2

I am creating a menu for adjusting system variables.

The menu is made up of pointers like so:

char* options4[] = {"hMin1", "hMax1", "refr1", "fSpeed1"};

I want to pass the selected string as the parameter for an 'adjust' function for use in some conditional logic and for display on a HCMAX7219 7 segment display. Here's what I've got:

int option = 0;
float variable = 82.0;

if(Serial.available() > 0) {
  key = Serial.read();
  if(key == back) {
    return;
  } else if(key == fwd) {
    float newVar = adjust(String(options4[option%4]), variable);
  } else if(key == down) {
    option++;
  } else if(key == up) {
    option--;
  }
}

float adjust(char* str, float var) {
  ...do some stuff...
  display.print7Seg(str, 8);
  EDIT: forgot this call..
  display.print7Seg(var, 1, 4);
  ...do stuff to var...
  return var;
}

The library function takes (char[] TextString, unsigned int Offset) as it's parameters.

EDIT: the library also has functions print7Seg(long number, byte decimalPlace, unsigned int Offset) and print7Seg(long number, unsigned int Offset)

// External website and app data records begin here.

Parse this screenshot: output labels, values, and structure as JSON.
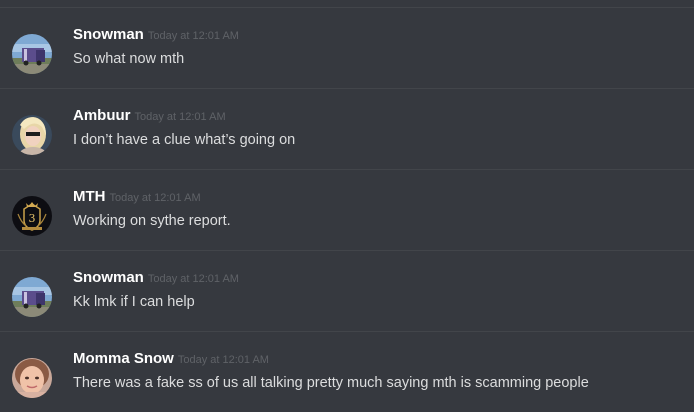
{
  "messages": [
    {
      "username": "Snowman",
      "timestamp": "Today at 12:01 AM",
      "text": "So what now mth",
      "avatar_icon": "truck-photo-avatar"
    },
    {
      "username": "Ambuur",
      "timestamp": "Today at 12:01 AM",
      "text": "I don’t have a clue what’s going on",
      "avatar_icon": "blonde-woman-photo-avatar"
    },
    {
      "username": "MTH",
      "timestamp": "Today at 12:01 AM",
      "text": "Working on sythe report.",
      "avatar_icon": "gold-crest-logo-avatar"
    },
    {
      "username": "Snowman",
      "timestamp": "Today at 12:01 AM",
      "text": "Kk lmk if I can help",
      "avatar_icon": "truck-photo-avatar"
    },
    {
      "username": "Momma Snow",
      "timestamp": "Today at 12:01 AM",
      "text": "There was a fake ss of us all talking pretty much saying mth is scamming people",
      "avatar_icon": "woman-face-photo-avatar"
    }
  ],
  "colors": {
    "background": "#36393f",
    "divider": "#42454a",
    "username": "#ffffff",
    "timestamp": "#5f6267",
    "message_text": "#dcddde"
  }
}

Now I'm new to pointers, but I can see that I am passing a pointer to my adjust function, and expecting it to dig out a char array from memory. I can't see any problems with that, though I may be missing something. When I try to compile, the IDE just crashes with exit status 84; so no debug info.

Am I going about this the wrong way?

1

There are one or two things missing in your code. Where is setup() and loop()? Or is it just a snippet?

But answer to the question first. This is not right:

newVar = adjust(String(options4[option%4]), variable);

Should be:

newVar = adjust(options4[option%4], variable);

You want to index the vector of strings and pass one of the elements to the function.

Cheers!

| improve this answer | |
  • It is just a snippet yeah. The full code is about 300 lines so thought I'd try to keep it brief. There are 12 variables to adjust so a generic function is what I'm aiming for. You're absolutely right about the typecasting on the function call, I didn't spot that. I've commented that line out for compilation, as I'm yet to think of a way of assigning the variable, so that's not the cause. Thanks for the spot though. – xeuari Feb 8 '16 at 22:11
  • Do you mean the cause of the IDE crash? – Mikael Patel Feb 8 '16 at 22:14
  • Yeah, the cause of the IDE crash could be linked to a problem in the code. – xeuari Feb 8 '16 at 22:19
  • Then you will have to post all the code and tell us about the Arduino IDE version, board, etc. Have you turned on the "Show verbose output during:" in the IDE Preferences? Collect as much info as possible before the crash of the IDE. – Mikael Patel Feb 8 '16 at 22:22
  • And I would also suggest changing the title of this post?? – Mikael Patel Feb 8 '16 at 22:23
0

Ah .. ok I've just figured it out..

This is a legitimate way to pass char arrays to functions.

The original char* options4[] array is just an array of pointers to char arrays in memory, so passing one of these pointers to a function works fine.

The culprite was actually my float parameter, I was trying to make a library function call with a float to this function: print7Seg(long number, byte decimalPlace, unsigned int Offset).

This is what was causing the IDE to crash.

I got around it by having an int version of each of the variables I need to set. Then typecasting and dividing by a float to get variables that will be used in the main program. like so:

int hMin1Int = 820;
float hMin1 = (float)hMin1Int / 10.0;
int hMax1Int = 880;
float hMax1 = (float)hMax1Int / 10.0;
int refr1 = 30; //minutes
int fSpeed1 = 128;

I was then able to change my function to accept an int, the library function, so far, seems to be ok treating an int as a long, but if not I can just make all my ints longs:

int adjust(char* str, int var) {
  ...do some stuff...
  display.print7Seg(str, 8);
  display.print7Seg(var, 1, 4);
  ...do stuff to var...
  return var;
}

I was asking the wrong question!

Still I hope this will be useful to someone, so I will leave it up. Thanks for the response Mikael Patel.

Moral of the story, know your library.

| improve this answer | |

Your Answer

By clicking “Post Your Answer”, you agree to our terms of service, privacy policy and cookie policy

Not the answer you're looking for? Browse other questions tagged or ask your own question.